Task objective: Find the word "ouverture" in the records below. List each line containing it.

:::

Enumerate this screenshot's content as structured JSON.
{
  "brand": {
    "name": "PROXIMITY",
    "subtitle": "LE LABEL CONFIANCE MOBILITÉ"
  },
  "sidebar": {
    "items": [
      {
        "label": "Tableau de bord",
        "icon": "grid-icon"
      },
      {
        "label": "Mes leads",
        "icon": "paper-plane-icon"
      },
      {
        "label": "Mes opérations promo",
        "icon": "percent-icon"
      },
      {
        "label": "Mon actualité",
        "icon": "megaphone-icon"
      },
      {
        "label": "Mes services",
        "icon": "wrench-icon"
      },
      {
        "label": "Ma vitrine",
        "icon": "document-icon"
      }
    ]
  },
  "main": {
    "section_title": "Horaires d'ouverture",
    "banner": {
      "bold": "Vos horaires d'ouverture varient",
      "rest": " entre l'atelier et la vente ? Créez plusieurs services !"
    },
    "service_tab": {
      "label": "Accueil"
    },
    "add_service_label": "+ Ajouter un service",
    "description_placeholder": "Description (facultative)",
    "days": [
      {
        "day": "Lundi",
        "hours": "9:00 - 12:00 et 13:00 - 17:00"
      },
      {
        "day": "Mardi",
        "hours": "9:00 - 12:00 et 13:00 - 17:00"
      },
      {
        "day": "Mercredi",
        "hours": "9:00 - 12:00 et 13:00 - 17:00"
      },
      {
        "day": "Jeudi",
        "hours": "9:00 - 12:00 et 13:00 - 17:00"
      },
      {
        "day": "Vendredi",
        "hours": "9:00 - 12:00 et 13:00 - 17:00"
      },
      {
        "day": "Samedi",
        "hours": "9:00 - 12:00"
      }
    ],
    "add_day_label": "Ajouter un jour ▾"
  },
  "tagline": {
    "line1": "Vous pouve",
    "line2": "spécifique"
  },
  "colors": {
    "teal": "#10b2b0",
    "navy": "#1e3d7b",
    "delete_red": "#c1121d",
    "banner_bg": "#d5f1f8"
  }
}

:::

Response area:
    "section_title": "Horaires d'ouverture",
      "bold": "Vos horaires d'ouverture varient",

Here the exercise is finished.